[Skip to Content]
Access to paid content on this site is currently suspended due to excessive activity being detected from your IP address Please contact the publisher to request reinstatement.
[Skip to Content Landing]
February 8, 1902

The Organization of the Medical Profession.

JAMA. 1902;XXXVIII(6):400. doi:10.1001/jama.1902.02480060038002

This article is only available in the PDF format. Download the PDF to view the article, as well as its associated figures and tables.


V. Why Organization Has Failed in the Past.  There is no wonder, if we recognize this as the ideal, that attempts at organization have failed in the past. Except in a few states, the county societies, what few there are, exist, to all intents and purposes, as independent organizations, each standing alone, struggling along without encouragement in its efforts, without help when it becomes weak, dying out or lying dormant for months or years, to be revived and struggle along again and again without help!The state societies, as a rule, are independent organizations devoted to scientific and social purposes, and neglecting and ignoring the broad functions pertaining to a body representing the profession of the whole state.
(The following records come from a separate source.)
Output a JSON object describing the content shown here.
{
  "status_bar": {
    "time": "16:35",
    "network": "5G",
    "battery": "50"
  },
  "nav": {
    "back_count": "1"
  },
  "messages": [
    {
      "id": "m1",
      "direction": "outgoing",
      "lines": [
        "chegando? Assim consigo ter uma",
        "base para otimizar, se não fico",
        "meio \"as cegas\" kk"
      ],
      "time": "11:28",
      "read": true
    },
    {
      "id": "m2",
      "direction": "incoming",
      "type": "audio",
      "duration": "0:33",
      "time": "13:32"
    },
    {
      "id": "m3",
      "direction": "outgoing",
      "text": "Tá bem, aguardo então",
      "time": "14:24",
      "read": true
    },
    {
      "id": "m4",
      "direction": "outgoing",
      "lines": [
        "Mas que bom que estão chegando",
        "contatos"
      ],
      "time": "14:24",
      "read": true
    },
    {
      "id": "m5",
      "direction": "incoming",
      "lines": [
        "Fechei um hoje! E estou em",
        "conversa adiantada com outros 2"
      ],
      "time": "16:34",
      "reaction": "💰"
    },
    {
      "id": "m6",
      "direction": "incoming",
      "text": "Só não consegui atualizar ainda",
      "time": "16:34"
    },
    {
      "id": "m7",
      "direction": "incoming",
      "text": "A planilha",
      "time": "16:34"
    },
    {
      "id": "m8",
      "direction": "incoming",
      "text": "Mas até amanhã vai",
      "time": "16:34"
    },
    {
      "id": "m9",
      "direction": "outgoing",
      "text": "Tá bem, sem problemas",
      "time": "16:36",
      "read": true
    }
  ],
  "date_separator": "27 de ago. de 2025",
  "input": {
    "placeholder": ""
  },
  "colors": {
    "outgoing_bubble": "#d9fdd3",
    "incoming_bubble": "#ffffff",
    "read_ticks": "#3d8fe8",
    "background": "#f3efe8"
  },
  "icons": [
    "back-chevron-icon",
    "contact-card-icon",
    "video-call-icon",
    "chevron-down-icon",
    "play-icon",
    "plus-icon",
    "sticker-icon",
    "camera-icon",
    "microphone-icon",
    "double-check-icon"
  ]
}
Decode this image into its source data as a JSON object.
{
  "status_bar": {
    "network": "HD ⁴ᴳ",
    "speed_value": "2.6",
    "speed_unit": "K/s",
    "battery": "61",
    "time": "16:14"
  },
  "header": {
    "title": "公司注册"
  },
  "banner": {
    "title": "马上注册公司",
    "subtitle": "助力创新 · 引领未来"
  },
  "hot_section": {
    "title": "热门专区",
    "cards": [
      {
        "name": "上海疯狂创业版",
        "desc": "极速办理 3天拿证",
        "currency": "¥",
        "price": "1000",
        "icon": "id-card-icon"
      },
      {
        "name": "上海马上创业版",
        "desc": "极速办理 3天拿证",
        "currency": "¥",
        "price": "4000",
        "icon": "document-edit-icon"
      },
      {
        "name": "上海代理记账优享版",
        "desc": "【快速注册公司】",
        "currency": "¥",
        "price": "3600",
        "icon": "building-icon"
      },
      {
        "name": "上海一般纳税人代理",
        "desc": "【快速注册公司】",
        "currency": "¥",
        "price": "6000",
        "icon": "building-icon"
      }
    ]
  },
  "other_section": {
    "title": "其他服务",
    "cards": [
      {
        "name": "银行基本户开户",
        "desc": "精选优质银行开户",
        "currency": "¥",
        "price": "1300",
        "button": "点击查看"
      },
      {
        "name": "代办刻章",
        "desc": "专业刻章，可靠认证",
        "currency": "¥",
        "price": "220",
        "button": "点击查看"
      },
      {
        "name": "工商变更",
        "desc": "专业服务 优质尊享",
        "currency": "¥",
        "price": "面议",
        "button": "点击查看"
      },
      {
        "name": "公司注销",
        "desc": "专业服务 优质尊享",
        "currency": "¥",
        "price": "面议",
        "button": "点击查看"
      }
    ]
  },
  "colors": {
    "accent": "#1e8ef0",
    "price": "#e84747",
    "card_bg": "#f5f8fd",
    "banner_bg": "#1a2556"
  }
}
A study of the conditions existing in various parts of our country shows that in those states in which there are but few county societies the state society

First Page Preview View Large
First page PDF preview
First page PDF preview